··· Dataset extract ···

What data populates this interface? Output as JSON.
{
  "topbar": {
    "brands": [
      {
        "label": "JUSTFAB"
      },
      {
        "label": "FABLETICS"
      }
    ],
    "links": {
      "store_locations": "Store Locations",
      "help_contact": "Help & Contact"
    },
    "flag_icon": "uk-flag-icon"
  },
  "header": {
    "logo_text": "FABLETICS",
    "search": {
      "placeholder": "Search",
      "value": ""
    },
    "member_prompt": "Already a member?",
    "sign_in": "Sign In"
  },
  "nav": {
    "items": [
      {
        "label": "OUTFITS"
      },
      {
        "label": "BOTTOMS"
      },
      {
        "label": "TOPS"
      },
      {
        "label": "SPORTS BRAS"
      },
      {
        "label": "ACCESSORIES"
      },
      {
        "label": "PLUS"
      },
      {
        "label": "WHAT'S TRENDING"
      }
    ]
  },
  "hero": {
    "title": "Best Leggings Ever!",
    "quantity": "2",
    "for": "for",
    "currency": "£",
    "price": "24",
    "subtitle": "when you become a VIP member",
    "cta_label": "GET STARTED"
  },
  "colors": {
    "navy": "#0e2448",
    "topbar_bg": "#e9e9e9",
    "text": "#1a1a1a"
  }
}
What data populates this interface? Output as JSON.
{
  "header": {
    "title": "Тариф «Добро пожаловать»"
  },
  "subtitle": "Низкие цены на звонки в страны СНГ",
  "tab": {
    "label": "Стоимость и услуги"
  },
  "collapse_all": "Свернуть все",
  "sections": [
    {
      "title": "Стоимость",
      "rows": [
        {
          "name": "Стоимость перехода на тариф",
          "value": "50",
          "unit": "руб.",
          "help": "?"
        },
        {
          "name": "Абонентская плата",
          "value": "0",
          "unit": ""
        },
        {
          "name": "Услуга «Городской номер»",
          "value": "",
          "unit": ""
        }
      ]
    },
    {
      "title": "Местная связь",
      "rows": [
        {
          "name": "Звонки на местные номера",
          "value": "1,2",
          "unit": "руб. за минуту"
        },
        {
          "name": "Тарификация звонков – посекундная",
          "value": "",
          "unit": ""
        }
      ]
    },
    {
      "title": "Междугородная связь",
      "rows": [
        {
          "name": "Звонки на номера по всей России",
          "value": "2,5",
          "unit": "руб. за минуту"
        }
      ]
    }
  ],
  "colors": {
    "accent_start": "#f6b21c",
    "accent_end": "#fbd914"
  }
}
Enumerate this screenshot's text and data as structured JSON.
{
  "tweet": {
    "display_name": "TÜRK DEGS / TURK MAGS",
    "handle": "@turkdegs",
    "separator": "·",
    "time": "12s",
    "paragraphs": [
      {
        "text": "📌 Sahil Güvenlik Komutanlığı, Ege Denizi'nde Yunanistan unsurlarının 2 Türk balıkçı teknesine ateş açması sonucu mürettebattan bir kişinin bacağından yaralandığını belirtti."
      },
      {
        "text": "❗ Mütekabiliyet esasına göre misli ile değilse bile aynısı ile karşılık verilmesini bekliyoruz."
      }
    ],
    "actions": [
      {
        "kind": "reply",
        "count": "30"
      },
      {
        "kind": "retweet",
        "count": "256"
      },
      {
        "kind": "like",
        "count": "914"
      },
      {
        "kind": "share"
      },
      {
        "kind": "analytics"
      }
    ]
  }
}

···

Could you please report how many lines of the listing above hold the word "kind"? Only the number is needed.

5